From there, Trump has pitted one group (often his base of white males) against another, including the following partial list:

How to talk to your Republican friends about Donald Trump

Donald Trump: If it does not fit, you must quit

There’s no sport in bashing Donald Trump nowadays. At least once a week, and sometimes once per day, Trump does or says something so shocking, insensitive or stupid that we just can’t believe it. The most recent shocker was Trump’s impromptu press conference days after the tragic pro-Nazi rally in Charlottesville, Virginia that included a terrorist attack, where Trump blamed “many sides,” and said there were “fine people” on the pro-Nazi side. Eventually, we come to expect more such behavior from Trump.

It’s therefore easy for Donald Trump’s critics to bond with one another and trade attacks on Trump. But what if you have friends who are Republicans and Trump supporters? What can you say to them without wrecking the friendship? I have come up with the following statement that just might do the trick, and maybe even make your friends think twice about their support for Trump:

Donald Trump and the Nazis

Anti-Nazi demonstration in Pittsburgh in solidarity with Charlottesville victims

The latest tragedy in Charlottesville, Virginia can be laid at the doorstep of Donald Trump‘s White House. After a terrorist attack by a white supremacist at a neo-Nazi rally that left one counter-protester, Heather Heyer, dead and multiple people wounded (two Virginia state troopers were also killed when their helicopter crashed on the way to the scene), Trump could not condemn the right wing hate.
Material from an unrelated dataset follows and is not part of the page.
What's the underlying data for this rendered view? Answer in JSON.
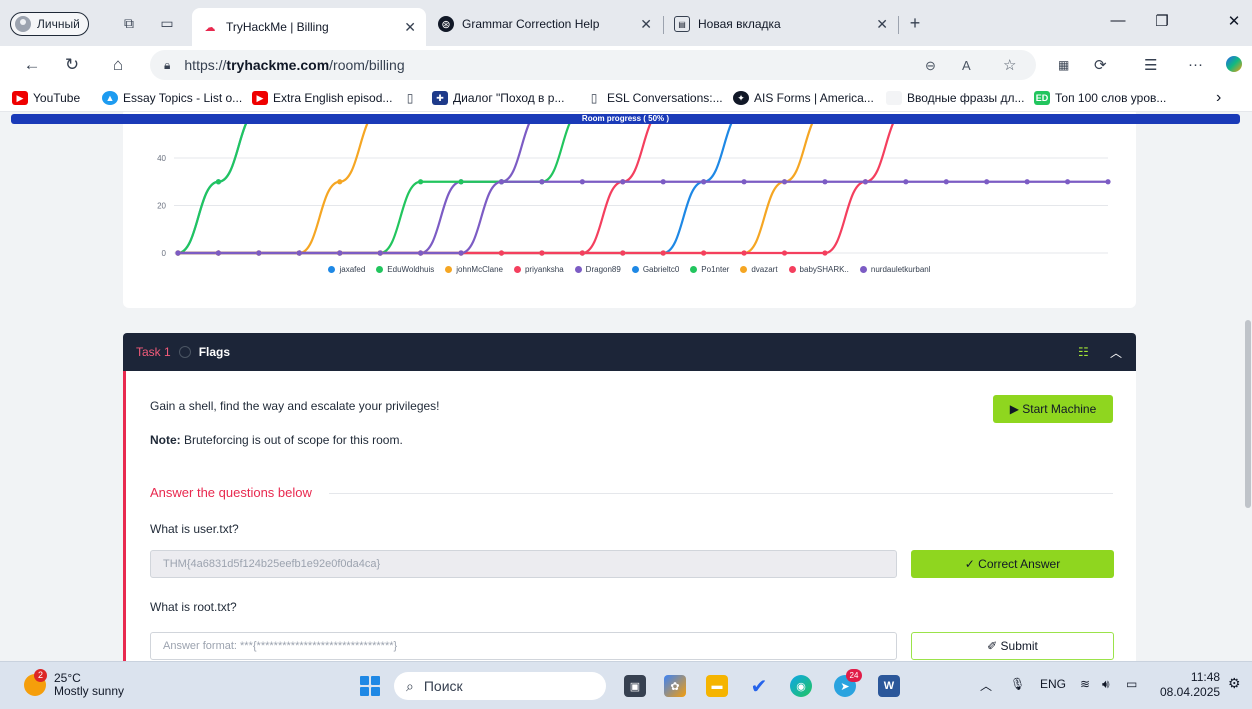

Instead, shockingly, he said:

We condemn in the strongest possible terms this egregious display of hatred, bigotry and violence, on many sides. On many sides.

Obviously, there are not “many sides” to the white supremacist hate on parade in Charlottesville. There were the bigoted haters, some of them armed, and the people who came out to protest against them. The terrorist, James Fields, even chose the same method of driving a vehicle into a crowd of civilians as is used in other terrorist incidents. Even web hosting company GoDaddy has dumped white supremacist website the Daily Stormer, after the site posted a vicious attack on Heather Heyer which followed its promotion of the Charlottesville rally.